**What to do:**
When you set down the entries, keep every word exactly as it is but drop the pictures.

**Records provided:**
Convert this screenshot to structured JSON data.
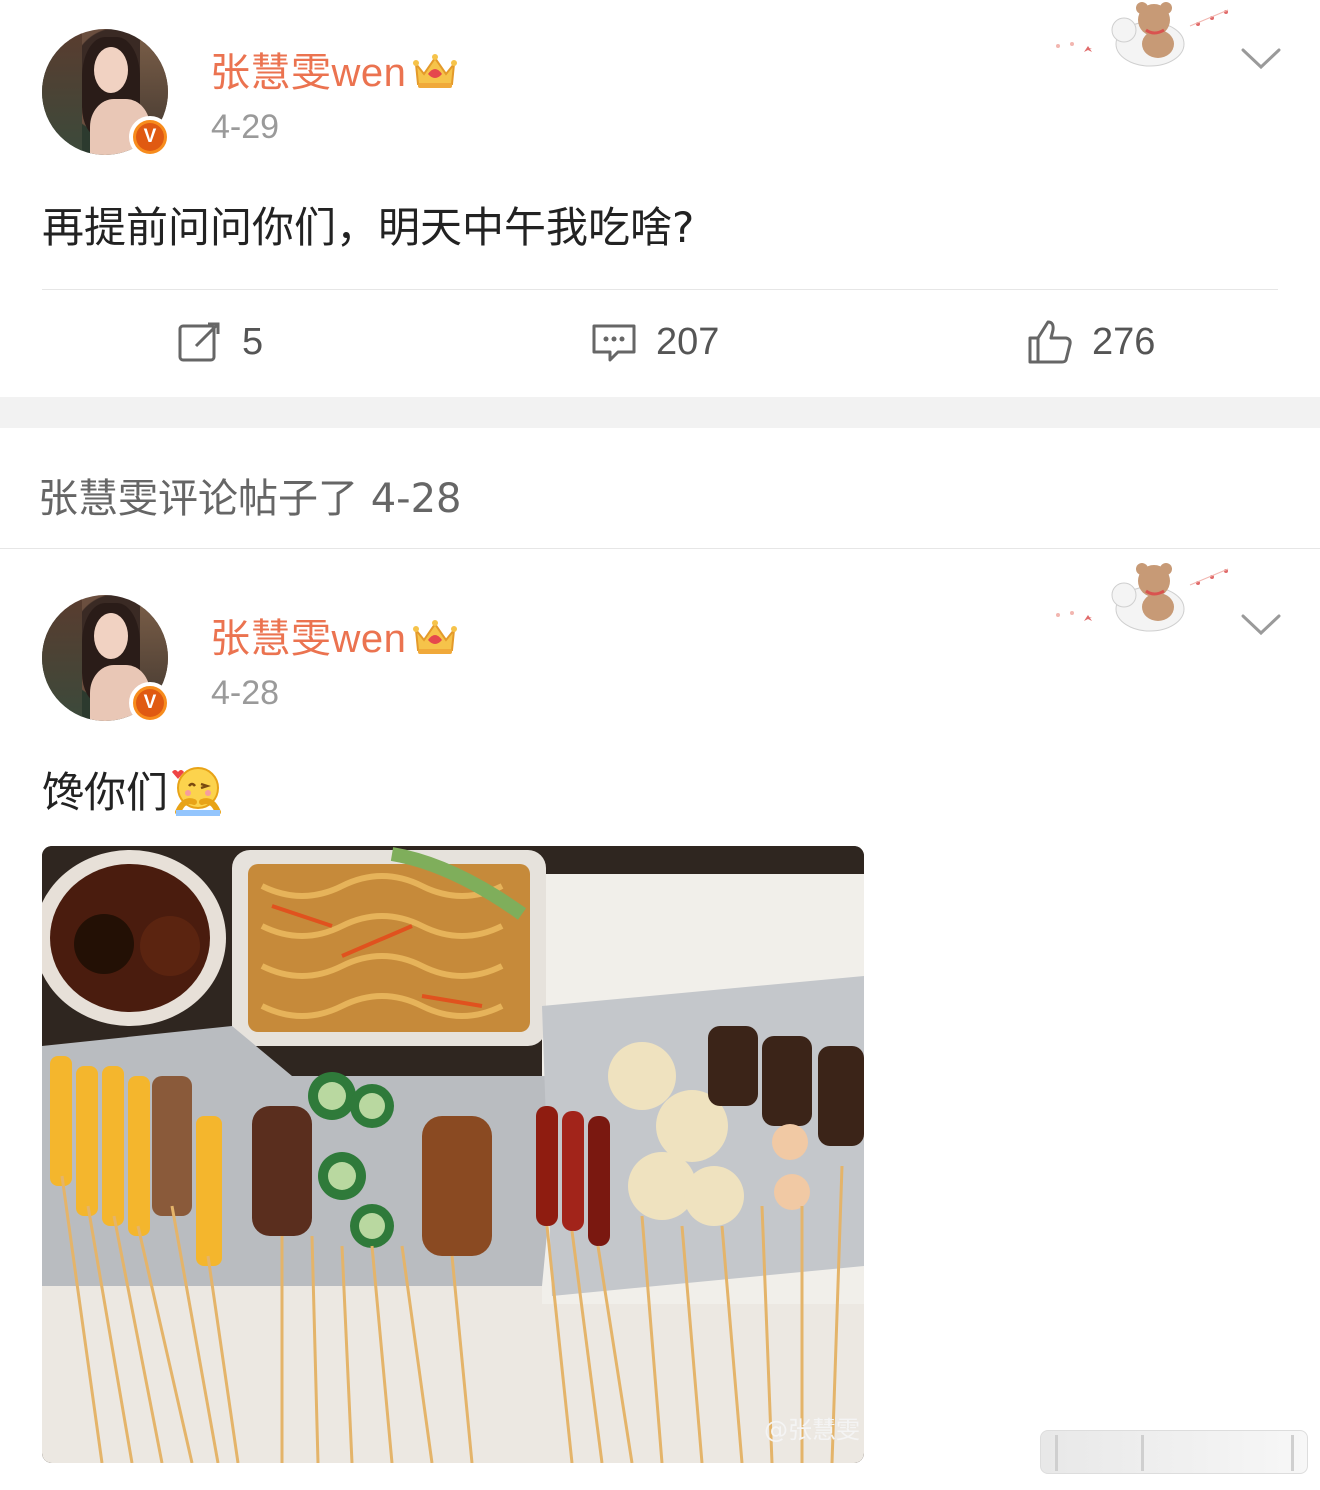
{
  "posts": [
    {
      "username": "张慧雯wen",
      "date": "4-29",
      "text": "再提前问问你们，明天中午我吃啥?",
      "actions": {
        "repost": "5",
        "comment": "207",
        "like": "276"
      }
    },
    {
      "username": "张慧雯wen",
      "date": "4-28",
      "text": "馋你们",
      "image_watermark": "@张慧雯"
    }
  ],
  "section_header": "张慧雯评论帖子了 4-28",
  "colors": {
    "username": "#eb7350",
    "verified_badge": "#f78c1d",
    "meta_text": "#9a9a9a",
    "divider_band": "#f2f2f2"
  },
  "icons": [
    "verified-badge-icon",
    "crown-icon",
    "chevron-down-icon",
    "repost-icon",
    "comment-icon",
    "like-icon",
    "hug-emoji-icon"
  ]
}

**Task result:**
Convert this screenshot to structured JSON data.
{
  "posts": [
    {
      "username": "张慧雯wen",
      "date": "4-29",
      "text": "再提前问问你们，明天中午我吃啥?",
      "actions": {
        "repost": "5",
        "comment": "207",
        "like": "276"
      }
    },
    {
      "username": "张慧雯wen",
      "date": "4-28",
      "text": "馋你们",
      "image_watermark": "@张慧雯"
    }
  ],
  "section_header": "张慧雯评论帖子了 4-28",
  "colors": {
    "username": "#eb7350",
    "verified_badge": "#f78c1d",
    "meta_text": "#9a9a9a",
    "divider_band": "#f2f2f2"
  },
  "icons": [
    "verified-badge-icon",
    "crown-icon",
    "chevron-down-icon",
    "repost-icon",
    "comment-icon",
    "like-icon",
    "hug-emoji-icon"
  ]
}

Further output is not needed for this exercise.